How could this fiasco have been better handled by both parties?
What can either side do to both avoid the situation and ensure it does not happen again?
If it does happen again, how can it go more smoothly?
My lady and I discussed this further and thought heavily on how this could have been better.
On our side, we could have immediately brought the mold to the attention of the attendant upon checkin. We did not expect the smell to be so powerful in the evenings and it caught us off guard.
However, on the hotel side, there are so many flaws in their operation that I could discuss.
First, it’s not too difficult to avoid these issues. Thorough cleaning of the rooms or checking on them on a regular basis (when unoccupied, of course) would prevent many of these health issues and concerns.
Empower your employees. Hotels where agents are limited in their actions invite angry and upset customers, as agents have no flexibility to improve their experience. If you’re not going to have a manager on staff at all hours, then your front desk agents should have the ability to make adjustments/refund/put us up in another hotel.

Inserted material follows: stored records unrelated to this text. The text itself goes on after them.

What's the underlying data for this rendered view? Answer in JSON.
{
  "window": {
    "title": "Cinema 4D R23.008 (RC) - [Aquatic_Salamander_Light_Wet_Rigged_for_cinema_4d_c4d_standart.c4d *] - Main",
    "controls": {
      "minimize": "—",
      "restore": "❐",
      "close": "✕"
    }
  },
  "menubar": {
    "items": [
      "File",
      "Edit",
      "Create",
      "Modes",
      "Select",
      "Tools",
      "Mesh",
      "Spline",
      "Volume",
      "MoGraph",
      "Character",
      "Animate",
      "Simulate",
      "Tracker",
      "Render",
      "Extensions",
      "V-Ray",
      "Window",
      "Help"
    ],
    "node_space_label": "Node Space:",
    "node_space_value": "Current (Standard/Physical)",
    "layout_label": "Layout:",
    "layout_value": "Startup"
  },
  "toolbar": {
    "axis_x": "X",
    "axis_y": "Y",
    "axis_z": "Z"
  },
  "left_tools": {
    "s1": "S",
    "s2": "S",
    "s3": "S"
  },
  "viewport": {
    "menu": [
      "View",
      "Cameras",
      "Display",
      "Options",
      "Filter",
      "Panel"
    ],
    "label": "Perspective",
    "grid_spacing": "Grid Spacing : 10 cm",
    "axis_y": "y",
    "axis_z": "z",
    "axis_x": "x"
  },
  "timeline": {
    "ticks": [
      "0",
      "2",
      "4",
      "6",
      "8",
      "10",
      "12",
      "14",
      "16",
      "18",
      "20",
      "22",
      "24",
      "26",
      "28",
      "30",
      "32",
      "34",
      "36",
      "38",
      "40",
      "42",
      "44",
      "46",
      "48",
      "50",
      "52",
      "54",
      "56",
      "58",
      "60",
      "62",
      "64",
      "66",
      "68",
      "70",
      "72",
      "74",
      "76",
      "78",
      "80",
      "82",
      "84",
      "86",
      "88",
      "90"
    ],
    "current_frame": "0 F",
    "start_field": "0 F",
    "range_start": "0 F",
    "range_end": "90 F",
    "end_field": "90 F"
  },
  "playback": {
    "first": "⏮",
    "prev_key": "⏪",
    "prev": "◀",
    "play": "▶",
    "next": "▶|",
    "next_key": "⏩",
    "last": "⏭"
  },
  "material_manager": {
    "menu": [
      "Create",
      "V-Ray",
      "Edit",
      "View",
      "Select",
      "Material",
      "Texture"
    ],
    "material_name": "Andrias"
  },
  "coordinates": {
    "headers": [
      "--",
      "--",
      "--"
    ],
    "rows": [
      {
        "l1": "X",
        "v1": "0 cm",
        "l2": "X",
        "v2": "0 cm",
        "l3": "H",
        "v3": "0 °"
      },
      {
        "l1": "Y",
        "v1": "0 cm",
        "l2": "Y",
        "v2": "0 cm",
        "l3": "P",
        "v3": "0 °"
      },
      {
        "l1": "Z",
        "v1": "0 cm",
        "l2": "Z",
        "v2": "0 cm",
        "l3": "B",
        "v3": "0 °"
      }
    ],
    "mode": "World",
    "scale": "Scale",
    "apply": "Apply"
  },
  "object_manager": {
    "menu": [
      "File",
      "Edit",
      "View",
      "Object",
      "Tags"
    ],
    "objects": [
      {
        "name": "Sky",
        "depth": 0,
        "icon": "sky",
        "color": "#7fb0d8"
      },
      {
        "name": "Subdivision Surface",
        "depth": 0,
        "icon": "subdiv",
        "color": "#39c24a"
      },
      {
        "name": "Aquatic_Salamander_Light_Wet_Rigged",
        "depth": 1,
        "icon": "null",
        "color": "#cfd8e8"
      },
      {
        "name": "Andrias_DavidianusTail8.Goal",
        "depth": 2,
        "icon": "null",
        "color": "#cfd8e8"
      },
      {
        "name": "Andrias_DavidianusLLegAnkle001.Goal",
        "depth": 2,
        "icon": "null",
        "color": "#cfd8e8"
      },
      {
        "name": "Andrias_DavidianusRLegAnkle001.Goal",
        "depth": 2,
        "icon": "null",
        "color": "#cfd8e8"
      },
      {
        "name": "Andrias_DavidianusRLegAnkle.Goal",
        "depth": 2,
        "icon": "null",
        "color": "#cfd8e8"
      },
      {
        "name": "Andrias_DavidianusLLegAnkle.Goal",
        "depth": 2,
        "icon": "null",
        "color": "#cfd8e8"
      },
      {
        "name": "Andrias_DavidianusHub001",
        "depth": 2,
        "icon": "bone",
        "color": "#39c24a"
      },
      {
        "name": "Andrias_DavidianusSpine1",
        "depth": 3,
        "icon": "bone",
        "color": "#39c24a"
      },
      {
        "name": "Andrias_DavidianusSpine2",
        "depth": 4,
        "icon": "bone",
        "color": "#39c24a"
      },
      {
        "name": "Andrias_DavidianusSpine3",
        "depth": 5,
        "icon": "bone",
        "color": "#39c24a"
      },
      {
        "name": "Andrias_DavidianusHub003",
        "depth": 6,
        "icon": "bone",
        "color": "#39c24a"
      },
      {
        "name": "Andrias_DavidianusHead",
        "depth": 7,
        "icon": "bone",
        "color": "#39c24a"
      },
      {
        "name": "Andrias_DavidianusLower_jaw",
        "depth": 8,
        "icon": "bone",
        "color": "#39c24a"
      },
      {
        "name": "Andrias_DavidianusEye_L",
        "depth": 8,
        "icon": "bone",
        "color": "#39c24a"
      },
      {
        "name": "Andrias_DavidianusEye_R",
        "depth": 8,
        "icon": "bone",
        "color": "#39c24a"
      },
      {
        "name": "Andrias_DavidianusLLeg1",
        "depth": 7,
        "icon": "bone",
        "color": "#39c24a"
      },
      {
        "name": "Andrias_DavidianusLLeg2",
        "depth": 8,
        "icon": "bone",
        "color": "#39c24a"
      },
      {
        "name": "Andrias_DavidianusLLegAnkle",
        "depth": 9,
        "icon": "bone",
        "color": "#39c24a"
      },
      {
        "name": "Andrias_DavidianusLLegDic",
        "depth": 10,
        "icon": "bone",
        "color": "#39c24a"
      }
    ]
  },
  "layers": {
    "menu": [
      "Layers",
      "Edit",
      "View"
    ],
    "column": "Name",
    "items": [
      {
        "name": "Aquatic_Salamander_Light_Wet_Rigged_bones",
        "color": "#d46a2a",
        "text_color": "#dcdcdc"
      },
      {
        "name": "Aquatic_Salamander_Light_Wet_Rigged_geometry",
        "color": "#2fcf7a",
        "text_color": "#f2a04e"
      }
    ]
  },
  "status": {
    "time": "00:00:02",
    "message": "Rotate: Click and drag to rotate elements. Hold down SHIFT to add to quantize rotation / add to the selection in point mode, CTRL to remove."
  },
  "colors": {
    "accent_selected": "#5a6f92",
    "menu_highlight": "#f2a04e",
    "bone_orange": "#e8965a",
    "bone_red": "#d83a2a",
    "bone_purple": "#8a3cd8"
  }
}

Revise or replace corporate guidelines. The stringent adherence to impossible guidelines – no putting up in alternative arrangements, etc. – defeats the purpose of customer service.
Understand the point of view of the guests. Don’t offer insulting forms of compensation (20% off the next mold-filled stay? Really?!) Don’t tell them to call the corporate line when they won’t respond for a day or two.
Establish protocol. Plan for emergencies and have established operating procedure and stick to it. This hotel must have had issues previously, but they were clearly unprepared and did not handle the situation appropriately.
This is an experience I’d like to forget and one that I hope never happens to any reader. That being said, it was a good learning experience (I am sure) on both sides. Speak up early about issues, and make sure they’re resolved. Otherwise, vote with your dollar!
*because this could happen anywhere, hotel name will not be used. Also, the experience was so mind-numbingly frustrating, and I don’t want to feel the anger when the name is used.
Featured Image from Unsplash.
What do you think of my response? Any other advice? Got any horror stories of your own? Let me know in the comments, or reach me directly at TheHotelion@gmail.com! Like my posts? See more here, on TravelUpdate! Follow me on Facebook (The Hotelion, if searching, use a space!!) or on Twitter and Instagram: @TheHotelion